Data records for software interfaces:
● ● ●

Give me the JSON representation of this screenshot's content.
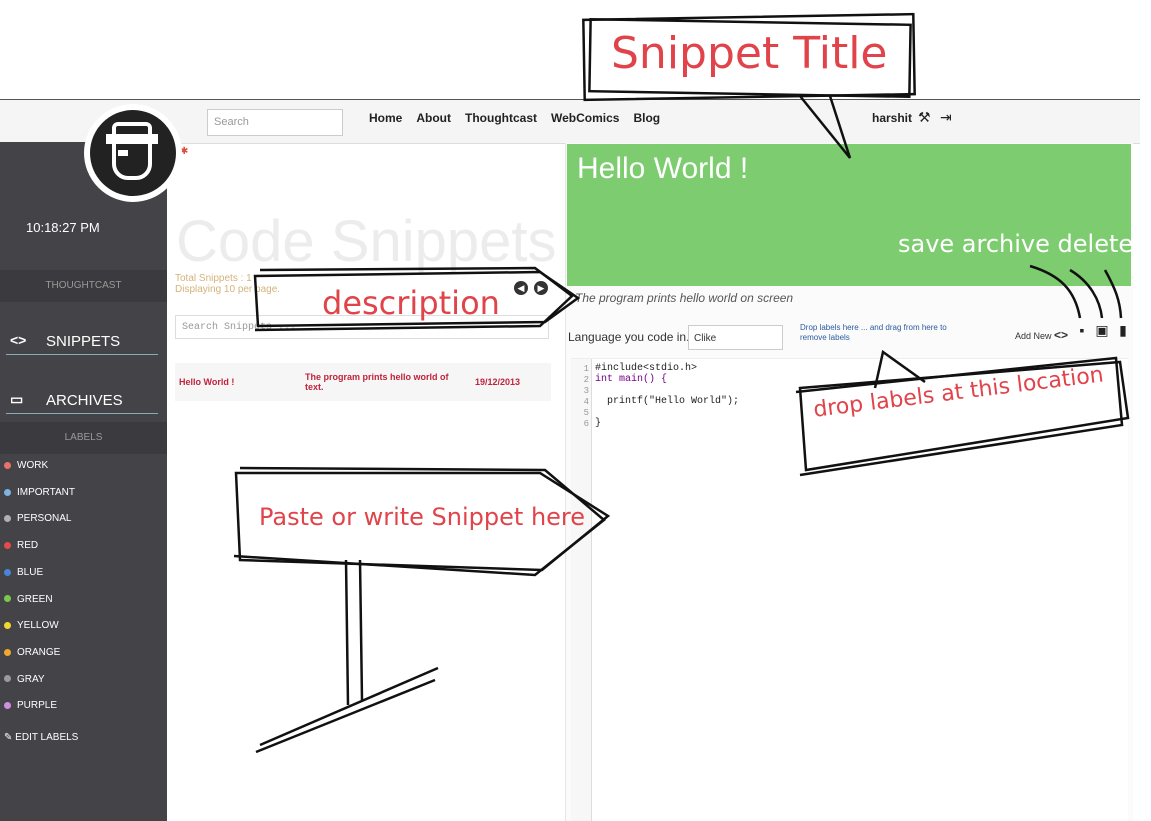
{
  "navbar": {
    "search_placeholder": "Search",
    "links": [
      "Home",
      "About",
      "Thoughtcast",
      "WebComics",
      "Blog"
    ],
    "user": "harshit"
  },
  "sidebar": {
    "time": "10:18:27 PM",
    "thoughtcast": "THOUGHTCAST",
    "snippets_label": "SNIPPETS",
    "archives_label": "ARCHIVES",
    "labels_header": "LABELS",
    "labels": [
      {
        "name": "WORK",
        "color": "#e8716b"
      },
      {
        "name": "IMPORTANT",
        "color": "#7fb3e0"
      },
      {
        "name": "PERSONAL",
        "color": "#b0b0b0"
      },
      {
        "name": "RED",
        "color": "#e34b4b"
      },
      {
        "name": "BLUE",
        "color": "#4a84d6"
      },
      {
        "name": "GREEN",
        "color": "#7cc94a"
      },
      {
        "name": "YELLOW",
        "color": "#f2d630"
      },
      {
        "name": "ORANGE",
        "color": "#f0a830"
      },
      {
        "name": "GRAY",
        "color": "#9a9a9a"
      },
      {
        "name": "PURPLE",
        "color": "#cf8fe0"
      }
    ],
    "edit_labels": "EDIT LABELS"
  },
  "snippets_list": {
    "heading": "Code Snippets",
    "total": "Total Snippets : 1",
    "displaying": "Displaying 10 per page.",
    "search_placeholder": "Search Snippets ...",
    "rows": [
      {
        "title": "Hello World !",
        "description": "The program prints hello world of text.",
        "date": "19/12/2013"
      }
    ]
  },
  "editor": {
    "title": "Hello World !",
    "description": "The program prints hello world on screen",
    "language_label": "Language you code in...",
    "language_value": "Clike",
    "drop_hint": "Drop labels here ... and drag from here to remove labels",
    "add_new": "Add New",
    "line_numbers": [
      "1",
      "2",
      "3",
      "4",
      "5",
      "6"
    ],
    "code_lines": [
      "#include<stdio.h>",
      "int main() {",
      "",
      "  printf(\"Hello World\");",
      "",
      "}"
    ]
  },
  "annotations": {
    "snippet_title": "Snippet Title",
    "save_archive_delete": "save archive delete",
    "description": "description",
    "drop_labels": "drop labels at this location",
    "paste_snippet": "Paste or write Snippet here"
  }
}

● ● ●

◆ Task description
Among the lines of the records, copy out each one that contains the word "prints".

◆ Result of this exercise
        "description": "The program prints hello world of text.",
    "description": "The program prints hello world on screen",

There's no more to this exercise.